» AIM OF THE EXERCISE
Give every line of the material back exactly, images removed.

Segment Start: PROVIDED INFORMATION

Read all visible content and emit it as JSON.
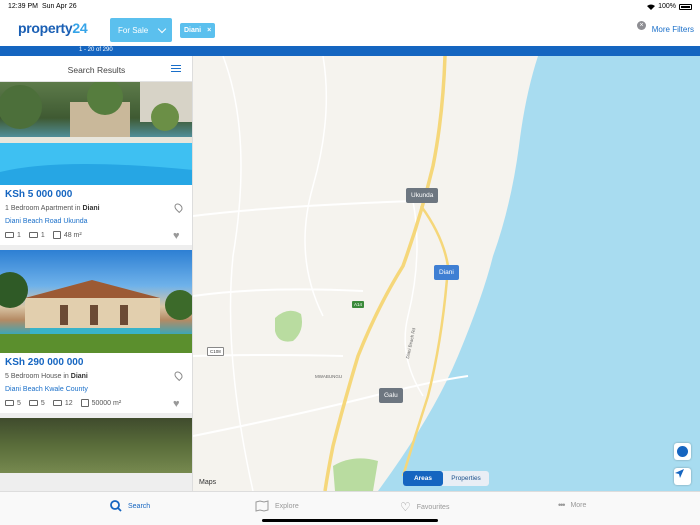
{
  "status": {
    "time": "12:39 PM",
    "date": "Sun Apr 26",
    "battery": "100%"
  },
  "header": {
    "logo_main": "property",
    "logo_num": "24",
    "sale_label": "For Sale",
    "filter_chip": "Diani",
    "chip_close": "×",
    "clear_icon": "×",
    "more_filters": "More Filters"
  },
  "results": {
    "range": "1 - 20 of 290"
  },
  "list": {
    "title": "Search Results",
    "cards": [
      {
        "price": "KSh 5 000 000",
        "desc_prefix": "1 Bedroom Apartment in ",
        "desc_town": "Diani",
        "location": "Diani Beach Road Ukunda",
        "beds": "1",
        "baths": "1",
        "size": "48 m²"
      },
      {
        "price": "KSh 290 000 000",
        "desc_prefix": "5 Bedroom House in ",
        "desc_town": "Diani",
        "location": "Diani Beach Kwale County",
        "beds": "5",
        "baths": "5",
        "garages": "12",
        "size": "50000 m²"
      }
    ]
  },
  "map": {
    "markers": {
      "ukunda": "Ukunda",
      "diani": "Diani",
      "galu": "Galu"
    },
    "road_labels": {
      "mwabungu": "MWABUNGU",
      "diani_beach_rd": "Diani Beach Rd",
      "c108": "C108",
      "a14": "A14"
    },
    "toggle": {
      "areas": "Areas",
      "properties": "Properties"
    },
    "attribution": "Maps",
    "colors": {
      "sea": "#a8dcf0",
      "land": "#f5f3ee",
      "road": "#f5d77a",
      "park": "#b9dca0"
    }
  },
  "tabbar": {
    "items": [
      {
        "label": "Search",
        "icon": "search-icon"
      },
      {
        "label": "Explore",
        "icon": "map-icon"
      },
      {
        "label": "Favourites",
        "icon": "heart-icon"
      },
      {
        "label": "More",
        "icon": "more-icon"
      }
    ]
  },
  "colors": {
    "brand": "#1565c0",
    "accent": "#5bc0ee",
    "link": "#1a6fc9"
  }
}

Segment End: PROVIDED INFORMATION

» TASK RESPONSE
Read all visible content and emit it as JSON.
{
  "status": {
    "time": "12:39 PM",
    "date": "Sun Apr 26",
    "battery": "100%"
  },
  "header": {
    "logo_main": "property",
    "logo_num": "24",
    "sale_label": "For Sale",
    "filter_chip": "Diani",
    "chip_close": "×",
    "clear_icon": "×",
    "more_filters": "More Filters"
  },
  "results": {
    "range": "1 - 20 of 290"
  },
  "list": {
    "title": "Search Results",
    "cards": [
      {
        "price": "KSh 5 000 000",
        "desc_prefix": "1 Bedroom Apartment in ",
        "desc_town": "Diani",
        "location": "Diani Beach Road Ukunda",
        "beds": "1",
        "baths": "1",
        "size": "48 m²"
      },
      {
        "price": "KSh 290 000 000",
        "desc_prefix": "5 Bedroom House in ",
        "desc_town": "Diani",
        "location": "Diani Beach Kwale County",
        "beds": "5",
        "baths": "5",
        "garages": "12",
        "size": "50000 m²"
      }
    ]
  },
  "map": {
    "markers": {
      "ukunda": "Ukunda",
      "diani": "Diani",
      "galu": "Galu"
    },
    "road_labels": {
      "mwabungu": "MWABUNGU",
      "diani_beach_rd": "Diani Beach Rd",
      "c108": "C108",
      "a14": "A14"
    },
    "toggle": {
      "areas": "Areas",
      "properties": "Properties"
    },
    "attribution": "Maps",
    "colors": {
      "sea": "#a8dcf0",
      "land": "#f5f3ee",
      "road": "#f5d77a",
      "park": "#b9dca0"
    }
  },
  "tabbar": {
    "items": [
      {
        "label": "Search",
        "icon": "search-icon"
      },
      {
        "label": "Explore",
        "icon": "map-icon"
      },
      {
        "label": "Favourites",
        "icon": "heart-icon"
      },
      {
        "label": "More",
        "icon": "more-icon"
      }
    ]
  },
  "colors": {
    "brand": "#1565c0",
    "accent": "#5bc0ee",
    "link": "#1a6fc9"
  }
}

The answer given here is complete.